The characters in the center have all been copied from illustrations and dolls, mostly from the 1950s. A Shirley Temple paper doll, the Morton Salt girl, a Tiny Tears doll and kids taken from old Dick and Jane books. The figures on the outside are all photos of people in traditional costume (except the dragon and Baba Yaga). These picture were taken at festivals in Africa, Europe, India, Japan and Mexico, and copied from many online sites.
The figures in the center have been softly ‘airbrushed’ to a pretty uniform beige-ness. A diaphanous banner announces that many of these babies came from ‘Rock a Bye Baby’ illustrations.
The Campbell’s Soup girl is peaking out from behind a baby hanging in a cradle (hung not from a tree top but from the dragon).
Meanwhile, on the outside, the bright reality of the actual world is seen as richly colored, sharply contrasted photos of actual people wearing their traditional costumes today. Now. In reality. With real children from around the world.
There’s a LOT going on here. The man in the devil costume, in Spain, is flanked by a Flamenco doll on the inside, and an actual girl in a Flamenco costume on the outside. The All-American Dad, the man in the gray suit, is pulling back in fear from a Chinese dragon and a man in a Mexican Day of the Dead costume.

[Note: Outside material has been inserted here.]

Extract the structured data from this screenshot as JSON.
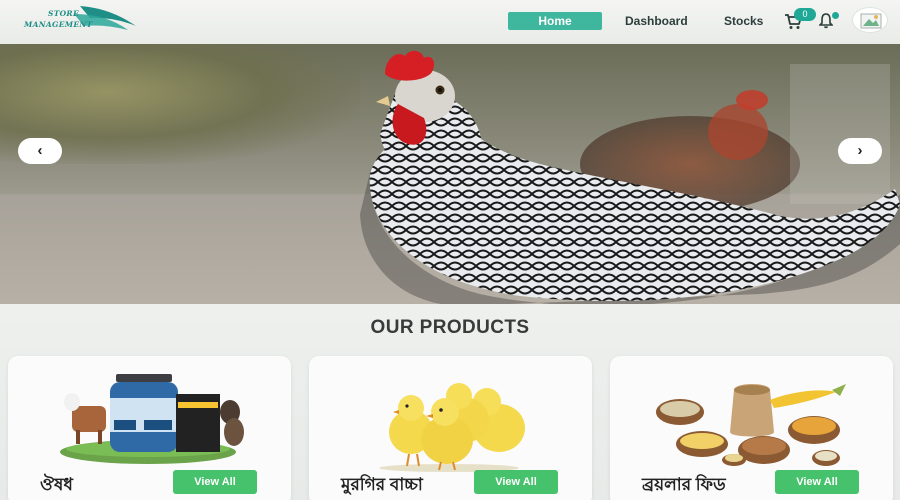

His children are delighted, and the one nearest the edge is a real girl, not an illustration.
If you look closely, you’ll see that (almost) all of the costumed figures are looking directly at you.
The two demonic masks (above) are from the Fastnacht festival in Germany. The little boy, in Bavarian costume, is walking out, leaving the center, while still holding the hand of his blond-doll sister.
At the bottom, Rock a Bye Baby reaches the conclusion - baby falls, out of his/her crib, out of a doll-like image, out of a beige make-believe world and through a black-and-white photo, to land safely in the reality of OUTSIDE. The Russian figure of Baba Yaga reaches out happily.
The current plan is to print and sew all three versions, and display them as a triptych. Next week, you’ll see the original images and how they evolved into this. As always, comments welcome at email@example.com